These are three simple adjustments we can make anytime, anywhere, to change our mood, lift our spirits, inspire self-confidence, and communicate our strength and positivity. They are smile, look up (yes, that’s right, look up to the sky), and expand your body or as Amy Cuddy in her book, Presence, calls stand in a power pose (more from Amy Cuddy later).
- Look Up:
Looking up is a simple action with powerful results. If we are worrying, feeling blue, or stressing about something, our eye gaze tends to be down — anywhere below eye level. A simple adjustment to our mood is to look up. Lifting our eyes and head to look up changes our posture — we stand taller, open our chest & heart, breathe deeper, and feel lighter and more joyful.
I remember working with young children who were mostly from troubled families. They would come to Day Care each day with their feelings on their sleeves or in their fists. When they walked, they often looked down toward the ground. When someone approached them, they would startle or duck down. When sitting, they would wrap their arms around themselves as if protecting their hearts from harm. On walks or even indoors, I would have them look up toward the tree tops or the sky and tell me what they saw. This simple shift in their gaze lightened their mood almost immediately with laughter and open dialogue soon after.
This simple practice of looking up is something I do on all of my walks. If I am feeling down or out of sorts, I will walk outside and look up to the sky. I’ve known for many years that looking up changes my outlook, lifts my spirits, and I go about my day in a more positive frame of mind. I am even convinced that on long hikes or runs, when I look down at my feet I feel more pain in my body and when I look up, my pain diminishes and often releases entirely.
This has been my little secret awareness for many years until reading Amy Cuddy’s work on how we hold our bodies, I now know there have been studies done that support what I’ve known all along! When we change our posture to a powerful pose (expanding, looking up, and becoming bigger) rather than a powerless pose (folded in on ourselves, looking down, shoulders rounded) we benefit by feeling more self-confident, self-assured, less anxiety and depression, and less physical pain.
Looking up! How simple is that!
Another simple practice I use is to smile. My Positive Psychology instructor, Tal Ben-Shahar, teaches that it isn’t just any smile, but an authentic smile which includes smiling with our eyes. We all know the fake smiles. We’ve seen them in photo’s of people who are told to smile for the camera but aren’t really feeling it — they are smiling only with their mouths. An authentic smile is one where we smile with our eyes as well as our mouths!
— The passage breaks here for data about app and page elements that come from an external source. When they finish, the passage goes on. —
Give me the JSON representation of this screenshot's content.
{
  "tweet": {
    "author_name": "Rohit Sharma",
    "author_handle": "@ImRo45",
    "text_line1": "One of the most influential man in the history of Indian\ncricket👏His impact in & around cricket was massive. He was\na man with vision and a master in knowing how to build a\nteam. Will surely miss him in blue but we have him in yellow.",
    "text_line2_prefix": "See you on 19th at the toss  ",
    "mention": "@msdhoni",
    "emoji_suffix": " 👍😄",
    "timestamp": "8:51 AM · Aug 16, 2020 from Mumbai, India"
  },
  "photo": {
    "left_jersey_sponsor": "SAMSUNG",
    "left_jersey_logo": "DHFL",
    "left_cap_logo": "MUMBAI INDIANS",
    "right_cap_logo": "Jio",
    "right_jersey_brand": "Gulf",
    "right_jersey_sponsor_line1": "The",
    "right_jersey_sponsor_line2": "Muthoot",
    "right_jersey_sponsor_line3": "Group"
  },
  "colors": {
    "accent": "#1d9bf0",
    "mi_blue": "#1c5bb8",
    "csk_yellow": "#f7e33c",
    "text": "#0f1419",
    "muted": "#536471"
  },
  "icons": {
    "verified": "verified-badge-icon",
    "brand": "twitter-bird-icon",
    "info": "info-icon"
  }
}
When you look at someone or a group of people and they are smiling or even laughing, what do you naturally do? Of course, you smile or laugh with them even if you don’t know what they are happy about! Laughter and smiles are contagious and they feel good because they communicate to the brain to release ‘feel good’ chemicals (hormones).
My first Qi Gong class always ended with the instructor saying, “Put a smile on your face and then open your eyes.” With a smile, I breathed deeper, stood taller, and moved onto the rest of my day in a more positive mood.
Research now shows that the posture we hold triggers our brain to release different hormones that match our posture. A simple act of changing our physical posture with a smile directs our feelings and our actions. When I wake in the morning, I stretch, pet my dog & cat, and put a smile on my face — all before getting out of bed. This daily ritual sets the tone for my day.
I challenge you to practice waking each morning and, before tossing back the covers, put a smile on your face first and then see how you feel and act. Imagine everyone in your family or circle of friends beginning the day with putting a smile on their face!
3. Expand Your Posture into One of Power:
Amy Cuddy, in her book, Presence, talks at length about how we carry ourselves — our posture. She says, “The way you carry yourself is a source of personal power – the kind of power that is the key to presence.” Her research and that of many others sited in her book, substantiate that expanding our body by standing taller, opening our chest, looking up, and arms open (not wrapped around ourselves) has many benefits. When we stand in a powerful pose we communicate presence, self-confidence, and self-assurance. We are more creative, courageous, generous, resilient, and open. In her words, “It doesn’t change who you are; it allows you to be who you are.”
When we stand or sit with our posture open, powerful, and head held high, we communicate and feel very differently than when we sit or stand in a powerless position with head bowed, arms wrapped around ourselves, and our shoulders rounded.
Try it. Walk around the room in a powerful, open posture. How do you feel? Then, change to a powerless posture and notice how you feel. When we stand in a more powerful way we feel happier, more optimistic, confident, and less stressed or anxious. We can more easily access positive memories and positive outlooks when we stand in a powerful way.
These are three simple practices that communicate to our brains to feel better by releasing positive hormones. I encourage you to try them out and then share them with those in your family and circle of friends. If everyone did that, we would find ourselves living in a better world with happier people!
Lastly, I highly recommend reading Presence by Amy Cuddy. She also has done research on the not so positive effects of technology (head bowed over a cell phone, texting, playing games, watching the news) and the posture that is being expressed worldwide…